>>>>>

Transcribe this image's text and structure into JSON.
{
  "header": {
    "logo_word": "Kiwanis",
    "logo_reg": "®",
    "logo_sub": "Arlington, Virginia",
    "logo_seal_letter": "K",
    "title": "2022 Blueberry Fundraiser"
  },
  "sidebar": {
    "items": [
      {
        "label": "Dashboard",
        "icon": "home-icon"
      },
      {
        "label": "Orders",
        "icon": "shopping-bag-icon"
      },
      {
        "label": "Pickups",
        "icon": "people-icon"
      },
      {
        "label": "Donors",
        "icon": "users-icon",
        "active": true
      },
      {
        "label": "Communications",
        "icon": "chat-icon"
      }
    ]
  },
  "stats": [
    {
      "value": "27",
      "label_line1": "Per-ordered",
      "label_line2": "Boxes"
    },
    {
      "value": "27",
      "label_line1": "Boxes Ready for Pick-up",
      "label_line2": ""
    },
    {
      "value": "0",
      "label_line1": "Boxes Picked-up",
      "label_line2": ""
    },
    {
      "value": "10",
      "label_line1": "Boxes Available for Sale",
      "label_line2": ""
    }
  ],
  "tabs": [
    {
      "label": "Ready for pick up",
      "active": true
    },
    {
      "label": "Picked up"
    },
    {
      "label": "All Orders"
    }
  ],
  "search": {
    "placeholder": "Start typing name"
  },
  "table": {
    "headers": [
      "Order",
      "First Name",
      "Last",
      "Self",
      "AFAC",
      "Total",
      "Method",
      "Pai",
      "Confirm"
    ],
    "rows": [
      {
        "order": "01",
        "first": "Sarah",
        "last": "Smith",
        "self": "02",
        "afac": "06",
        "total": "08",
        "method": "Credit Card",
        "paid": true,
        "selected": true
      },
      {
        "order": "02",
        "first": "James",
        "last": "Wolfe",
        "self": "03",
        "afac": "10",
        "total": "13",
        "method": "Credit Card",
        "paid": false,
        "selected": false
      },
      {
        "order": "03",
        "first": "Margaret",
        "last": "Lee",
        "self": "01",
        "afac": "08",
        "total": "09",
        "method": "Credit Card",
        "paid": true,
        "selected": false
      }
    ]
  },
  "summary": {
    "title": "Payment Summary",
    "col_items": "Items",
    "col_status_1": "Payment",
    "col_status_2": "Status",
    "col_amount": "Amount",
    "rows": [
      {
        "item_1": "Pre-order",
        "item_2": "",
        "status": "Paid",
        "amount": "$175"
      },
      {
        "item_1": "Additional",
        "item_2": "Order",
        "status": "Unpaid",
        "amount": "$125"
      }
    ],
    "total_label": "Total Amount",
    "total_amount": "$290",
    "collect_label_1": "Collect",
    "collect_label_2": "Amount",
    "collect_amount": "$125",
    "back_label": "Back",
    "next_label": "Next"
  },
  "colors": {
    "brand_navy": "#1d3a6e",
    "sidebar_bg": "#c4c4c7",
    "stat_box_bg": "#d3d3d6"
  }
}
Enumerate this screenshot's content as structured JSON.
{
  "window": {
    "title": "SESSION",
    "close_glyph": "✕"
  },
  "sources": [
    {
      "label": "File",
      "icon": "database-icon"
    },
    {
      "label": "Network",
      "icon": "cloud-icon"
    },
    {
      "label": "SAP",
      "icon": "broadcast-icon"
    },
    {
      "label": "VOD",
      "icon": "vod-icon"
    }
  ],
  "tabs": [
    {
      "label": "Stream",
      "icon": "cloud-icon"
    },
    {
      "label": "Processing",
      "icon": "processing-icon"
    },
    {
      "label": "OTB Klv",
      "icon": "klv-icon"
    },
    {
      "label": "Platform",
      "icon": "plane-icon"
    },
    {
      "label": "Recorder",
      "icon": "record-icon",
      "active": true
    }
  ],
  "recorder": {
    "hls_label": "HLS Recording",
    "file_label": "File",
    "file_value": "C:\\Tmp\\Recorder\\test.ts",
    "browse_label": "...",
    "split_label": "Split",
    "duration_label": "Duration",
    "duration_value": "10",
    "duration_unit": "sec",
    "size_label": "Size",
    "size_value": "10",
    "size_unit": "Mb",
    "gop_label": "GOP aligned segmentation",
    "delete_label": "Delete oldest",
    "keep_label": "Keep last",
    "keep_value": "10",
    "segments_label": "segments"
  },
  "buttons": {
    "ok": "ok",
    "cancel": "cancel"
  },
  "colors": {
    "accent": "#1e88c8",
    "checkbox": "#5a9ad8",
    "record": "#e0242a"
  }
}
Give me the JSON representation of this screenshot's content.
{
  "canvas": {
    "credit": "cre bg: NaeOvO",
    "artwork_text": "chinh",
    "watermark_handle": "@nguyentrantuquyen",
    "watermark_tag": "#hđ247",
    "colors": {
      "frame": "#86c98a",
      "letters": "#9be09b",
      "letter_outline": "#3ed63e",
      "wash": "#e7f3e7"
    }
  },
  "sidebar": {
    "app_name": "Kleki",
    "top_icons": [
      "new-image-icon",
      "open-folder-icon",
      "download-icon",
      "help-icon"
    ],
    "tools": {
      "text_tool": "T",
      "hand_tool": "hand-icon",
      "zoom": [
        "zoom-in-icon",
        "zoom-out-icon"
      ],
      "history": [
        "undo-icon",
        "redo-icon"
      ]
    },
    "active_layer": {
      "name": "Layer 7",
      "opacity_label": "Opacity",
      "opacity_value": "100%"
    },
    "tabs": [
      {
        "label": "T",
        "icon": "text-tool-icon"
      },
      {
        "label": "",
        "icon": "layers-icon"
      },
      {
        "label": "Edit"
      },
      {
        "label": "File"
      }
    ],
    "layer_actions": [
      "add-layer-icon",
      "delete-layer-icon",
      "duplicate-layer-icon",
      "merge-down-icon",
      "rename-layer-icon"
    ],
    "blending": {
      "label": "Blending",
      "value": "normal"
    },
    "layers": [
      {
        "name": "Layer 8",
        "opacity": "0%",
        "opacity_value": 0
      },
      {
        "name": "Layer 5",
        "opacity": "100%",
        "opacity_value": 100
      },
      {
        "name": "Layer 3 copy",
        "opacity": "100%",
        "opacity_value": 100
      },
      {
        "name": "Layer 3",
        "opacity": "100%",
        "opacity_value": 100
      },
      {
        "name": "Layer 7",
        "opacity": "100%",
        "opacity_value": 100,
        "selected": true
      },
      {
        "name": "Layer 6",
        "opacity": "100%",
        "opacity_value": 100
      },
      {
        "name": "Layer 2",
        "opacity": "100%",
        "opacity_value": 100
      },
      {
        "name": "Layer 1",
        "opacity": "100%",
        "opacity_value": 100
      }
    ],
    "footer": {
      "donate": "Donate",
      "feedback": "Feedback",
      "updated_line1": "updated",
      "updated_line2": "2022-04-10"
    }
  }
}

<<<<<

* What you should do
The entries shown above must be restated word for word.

* Response
Transcribe this image's text and structure into JSON.
{
  "header": {
    "logo_word": "Kiwanis",
    "logo_reg": "®",
    "logo_sub": "Arlington, Virginia",
    "logo_seal_letter": "K",
    "title": "2022 Blueberry Fundraiser"
  },
  "sidebar": {
    "items": [
      {
        "label": "Dashboard",
        "icon": "home-icon"
      },
      {
        "label": "Orders",
        "icon": "shopping-bag-icon"
      },
      {
        "label": "Pickups",
        "icon": "people-icon"
      },
      {
        "label": "Donors",
        "icon": "users-icon",
        "active": true
      },
      {
        "label": "Communications",
        "icon": "chat-icon"
      }
    ]
  },
  "stats": [
    {
      "value": "27",
      "label_line1": "Per-ordered",
      "label_line2": "Boxes"
    },
    {
      "value": "27",
      "label_line1": "Boxes Ready for Pick-up",
      "label_line2": ""
    },
    {
      "value": "0",
      "label_line1": "Boxes Picked-up",
      "label_line2": ""
    },
    {
      "value": "10",
      "label_line1": "Boxes Available for Sale",
      "label_line2": ""
    }
  ],
  "tabs": [
    {
      "label": "Ready for pick up",
      "active": true
    },
    {
      "label": "Picked up"
    },
    {
      "label": "All Orders"
    }
  ],
  "search": {
    "placeholder": "Start typing name"
  },
  "table": {
    "headers": [
      "Order",
      "First Name",
      "Last",
      "Self",
      "AFAC",
      "Total",
      "Method",
      "Pai",
      "Confirm"
    ],
    "rows": [
      {
        "order": "01",
        "first": "Sarah",
        "last": "Smith",
        "self": "02",
        "afac": "06",
        "total": "08",
        "method": "Credit Card",
        "paid": true,
        "selected": true
      },
      {
        "order": "02",
        "first": "James",
        "last": "Wolfe",
        "self": "03",
        "afac": "10",
        "total": "13",
        "method": "Credit Card",
        "paid": false,
        "selected": false
      },
      {
        "order": "03",
        "first": "Margaret",
        "last": "Lee",
        "self": "01",
        "afac": "08",
        "total": "09",
        "method": "Credit Card",
        "paid": true,
        "selected": false
      }
    ]
  },
  "summary": {
    "title": "Payment Summary",
    "col_items": "Items",
    "col_status_1": "Payment",
    "col_status_2": "Status",
    "col_amount": "Amount",
    "rows": [
      {
        "item_1": "Pre-order",
        "item_2": "",
        "status": "Paid",
        "amount": "$175"
      },
      {
        "item_1": "Additional",
        "item_2": "Order",
        "status": "Unpaid",
        "amount": "$125"
      }
    ],
    "total_label": "Total Amount",
    "total_amount": "$290",
    "collect_label_1": "Collect",
    "collect_label_2": "Amount",
    "collect_amount": "$125",
    "back_label": "Back",
    "next_label": "Next"
  },
  "colors": {
    "brand_navy": "#1d3a6e",
    "sidebar_bg": "#c4c4c7",
    "stat_box_bg": "#d3d3d6"
  }
}
Enumerate this screenshot's content as structured JSON.
{
  "window": {
    "title": "SESSION",
    "close_glyph": "✕"
  },
  "sources": [
    {
      "label": "File",
      "icon": "database-icon"
    },
    {
      "label": "Network",
      "icon": "cloud-icon"
    },
    {
      "label": "SAP",
      "icon": "broadcast-icon"
    },
    {
      "label": "VOD",
      "icon": "vod-icon"
    }
  ],
  "tabs": [
    {
      "label": "Stream",
      "icon": "cloud-icon"
    },
    {
      "label": "Processing",
      "icon": "processing-icon"
    },
    {
      "label": "OTB Klv",
      "icon": "klv-icon"
    },
    {
      "label": "Platform",
      "icon": "plane-icon"
    },
    {
      "label": "Recorder",
      "icon": "record-icon",
      "active": true
    }
  ],
  "recorder": {
    "hls_label": "HLS Recording",
    "file_label": "File",
    "file_value": "C:\\Tmp\\Recorder\\test.ts",
    "browse_label": "...",
    "split_label": "Split",
    "duration_label": "Duration",
    "duration_value": "10",
    "duration_unit": "sec",
    "size_label": "Size",
    "size_value": "10",
    "size_unit": "Mb",
    "gop_label": "GOP aligned segmentation",
    "delete_label": "Delete oldest",
    "keep_label": "Keep last",
    "keep_value": "10",
    "segments_label": "segments"
  },
  "buttons": {
    "ok": "ok",
    "cancel": "cancel"
  },
  "colors": {
    "accent": "#1e88c8",
    "checkbox": "#5a9ad8",
    "record": "#e0242a"
  }
}
Give me the JSON representation of this screenshot's content.
{
  "canvas": {
    "credit": "cre bg: NaeOvO",
    "artwork_text": "chinh",
    "watermark_handle": "@nguyentrantuquyen",
    "watermark_tag": "#hđ247",
    "colors": {
      "frame": "#86c98a",
      "letters": "#9be09b",
      "letter_outline": "#3ed63e",
      "wash": "#e7f3e7"
    }
  },
  "sidebar": {
    "app_name": "Kleki",
    "top_icons": [
      "new-image-icon",
      "open-folder-icon",
      "download-icon",
      "help-icon"
    ],
    "tools": {
      "text_tool": "T",
      "hand_tool": "hand-icon",
      "zoom": [
        "zoom-in-icon",
        "zoom-out-icon"
      ],
      "history": [
        "undo-icon",
        "redo-icon"
      ]
    },
    "active_layer": {
      "name": "Layer 7",
      "opacity_label": "Opacity",
      "opacity_value": "100%"
    },
    "tabs": [
      {
        "label": "T",
        "icon": "text-tool-icon"
      },
      {
        "label": "",
        "icon": "layers-icon"
      },
      {
        "label": "Edit"
      },
      {
        "label": "File"
      }
    ],
    "layer_actions": [
      "add-layer-icon",
      "delete-layer-icon",
      "duplicate-layer-icon",
      "merge-down-icon",
      "rename-layer-icon"
    ],
    "blending": {
      "label": "Blending",
      "value": "normal"
    },
    "layers": [
      {
        "name": "Layer 8",
        "opacity": "0%",
        "opacity_value": 0
      },
      {
        "name": "Layer 5",
        "opacity": "100%",
        "opacity_value": 100
      },
      {
        "name": "Layer 3 copy",
        "opacity": "100%",
        "opacity_value": 100
      },
      {
        "name": "Layer 3",
        "opacity": "100%",
        "opacity_value": 100
      },
      {
        "name": "Layer 7",
        "opacity": "100%",
        "opacity_value": 100,
        "selected": true
      },
      {
        "name": "Layer 6",
        "opacity": "100%",
        "opacity_value": 100
      },
      {
        "name": "Layer 2",
        "opacity": "100%",
        "opacity_value": 100
      },
      {
        "name": "Layer 1",
        "opacity": "100%",
        "opacity_value": 100
      }
    ],
    "footer": {
      "donate": "Donate",
      "feedback": "Feedback",
      "updated_line1": "updated",
      "updated_line2": "2022-04-10"
    }
  }
}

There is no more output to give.